The Turkish insurance sector is no exception, and a major report produced by the Association of Turkish Insurance Companies in association with consultants McKinsey sets targets for growth between now and 2023. It is entitled “Shaping Our Future: 2023 Vision for Turkish Insurance and Pension Sector”.
Without vision the people perish; this is a vision for robust growth as insurance takes its place in the wider vision announced by the government to make Istanbul into an international financial centre.
The main headline is that insurance should grow from its current position of 0,5% of GNP to some 11%.
This could be accompanied by growth in Funds Under Management in Life and Pensions from 13 billion TL to 408 billion TL. This would be a compunded annual growth rate of 28% (c.f. current 18%), and would move Turkey from 49th to 30th position in world rankings on FUM.
To achieve this, non-life branch premium must increase fourfold to 63 billion Turkish lira. This would make Turkey the 16th largest non-life market in the world.
Similarly the market for term life insurance could increase from a current premium of 2 billion TL to 16 billion TL.
These attention-grabbing headlines make for exciting reading, but how realistic are they? In a series of articles I will look at some of the fine detail behind these scenarios.
But for now, the important thing to recognise it that there seems to be a coming together of industry and government with a will to make things happen. For years we have been saying “the insurance market in Turkey just has to grow – look at the size of the population and rapid economic development and low penetration rates.” The big question for foreign investors has been “how much longer do we have to wait for our expectations to be realised?” For some there have been doubts “Will it ever happen?”
There seems to be a slim light at the end of the tunnel as there could be strong political will as part of the international financial centre impetus to implement the strategies necessary. Recent changes to the tax incentive for the PPP system and rumours about other future changes point in this direction.
The report clearly states that there needs to be a roadmap for the way forward, including working groups and firm actions.
It identifies the following 4 key areas:
1. Establishing a more customer focused approach to increase customers’ confidence and trust in the insurance industry
2. Acting in incorporation with the government to explore options to increase savings and protection provision and to help individuals/enterprises manage financial distress caused by accidents, ill-health or old age.

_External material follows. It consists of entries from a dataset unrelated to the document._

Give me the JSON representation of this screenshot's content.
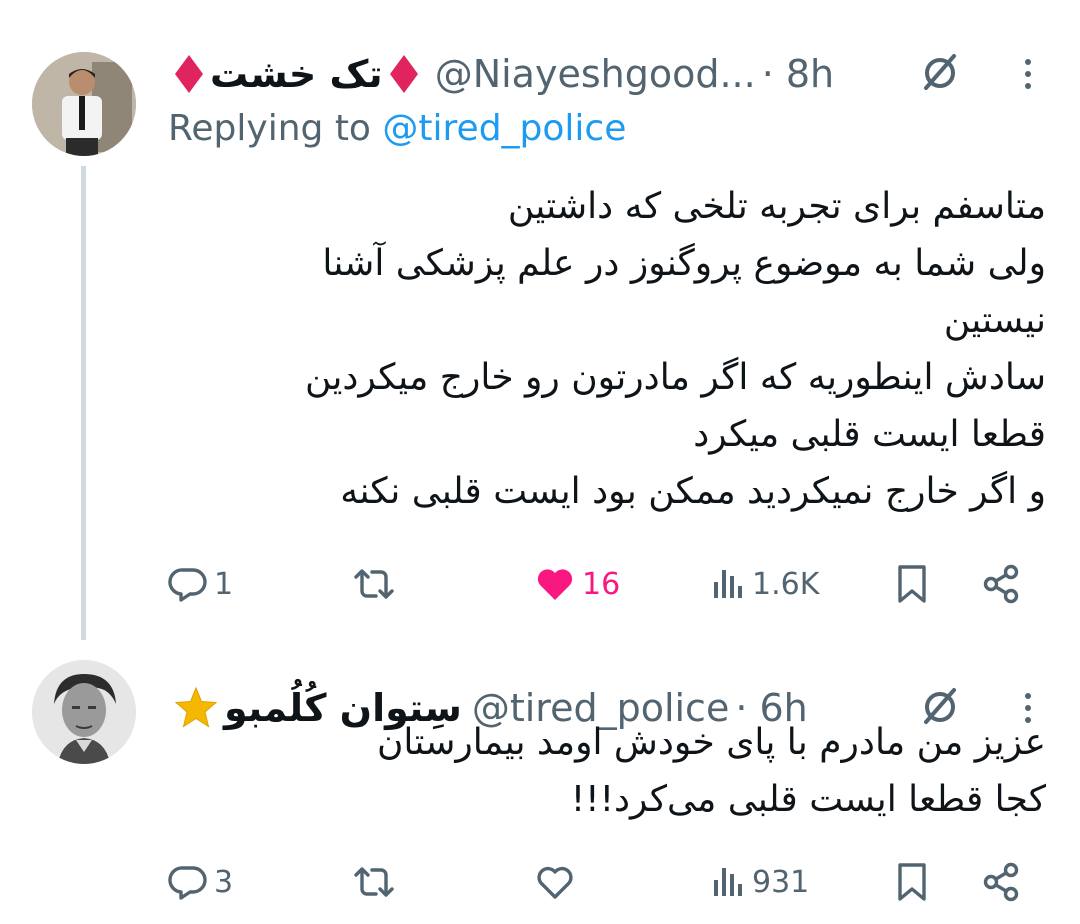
{
  "tweets": [
    {
      "display_name": "تک خشت",
      "badge_icon": "red-diamond-icon",
      "handle": "@Niayeshgood...",
      "time": "· 8h",
      "replying_prefix": "Replying to",
      "replying_to": "@tired_police",
      "body_lines": [
        "متاسفم برای تجربه تلخی که داشتین",
        "ولی شما به موضوع پروگنوز در علم پزشکی آشنا",
        "نیستین",
        "سادش اینطوریه که اگر مادرتون رو خارج میکردین",
        "قطعا ایست قلبی میکرد",
        "و اگر خارج نمیکردید ممکن بود ایست قلبی نکنه"
      ],
      "replies": "1",
      "retweets": "",
      "likes": "16",
      "liked": true,
      "views": "1.6K"
    },
    {
      "display_name": "سِتوان کُلُمبو",
      "badge_icon": "star-icon",
      "handle": "@tired_police",
      "time": "· 6h",
      "body_lines": [
        "عزیز من مادرم با پای خودش اومد بیمارستان",
        "کجا قطعا ایست قلبی می‌کرد!!!"
      ],
      "replies": "3",
      "retweets": "",
      "likes": "",
      "liked": false,
      "views": "931"
    }
  ],
  "colors": {
    "text": "#0f1419",
    "secondary": "#536471",
    "mention": "#1d9bf0",
    "like": "#f91880",
    "diamond": "#e0245e",
    "star": "#f5b800"
  }
}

3. Offering a high quality service through a broad choice of sales channels with higher focus on the customer needs.
4. Establishing a healthier market through increased efficiency and standardisation.